- **RECORDS**:
.....
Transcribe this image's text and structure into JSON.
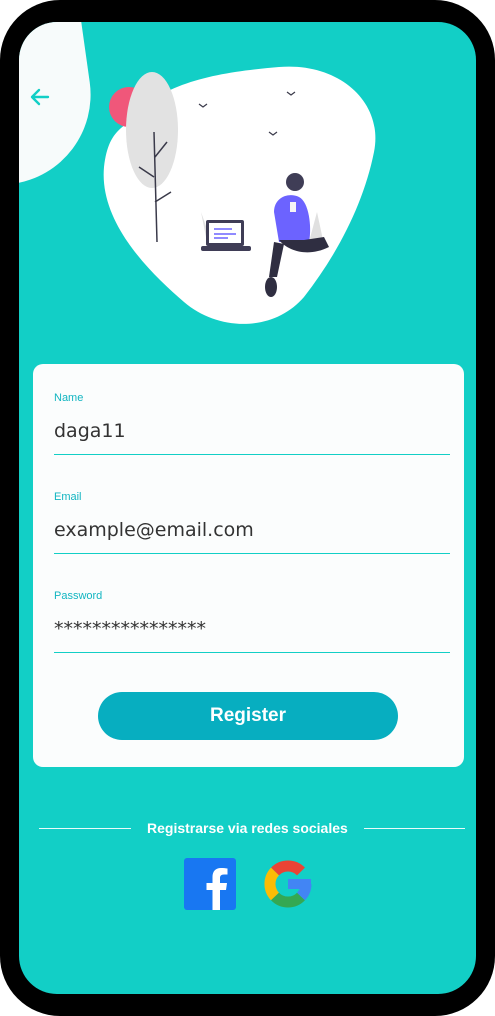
{
  "header": {
    "back_icon": "arrow-left-icon"
  },
  "form": {
    "name": {
      "label": "Name",
      "value": "daga11"
    },
    "email": {
      "label": "Email",
      "value": "example@email.com"
    },
    "password": {
      "label": "Password",
      "value": "****************"
    },
    "submit_label": "Register"
  },
  "social": {
    "divider_text": "Registrarse via redes sociales",
    "providers": [
      "facebook-icon",
      "google-icon"
    ]
  },
  "colors": {
    "background": "#12cfc6",
    "accent": "#12b5c1",
    "button": "#07aec0",
    "card": "#fbfdfd"
  }
}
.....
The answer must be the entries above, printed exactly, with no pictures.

Transcribe this image's text and structure into JSON.
{
  "header": {
    "back_icon": "arrow-left-icon"
  },
  "form": {
    "name": {
      "label": "Name",
      "value": "daga11"
    },
    "email": {
      "label": "Email",
      "value": "example@email.com"
    },
    "password": {
      "label": "Password",
      "value": "****************"
    },
    "submit_label": "Register"
  },
  "social": {
    "divider_text": "Registrarse via redes sociales",
    "providers": [
      "facebook-icon",
      "google-icon"
    ]
  },
  "colors": {
    "background": "#12cfc6",
    "accent": "#12b5c1",
    "button": "#07aec0",
    "card": "#fbfdfd"
  }
}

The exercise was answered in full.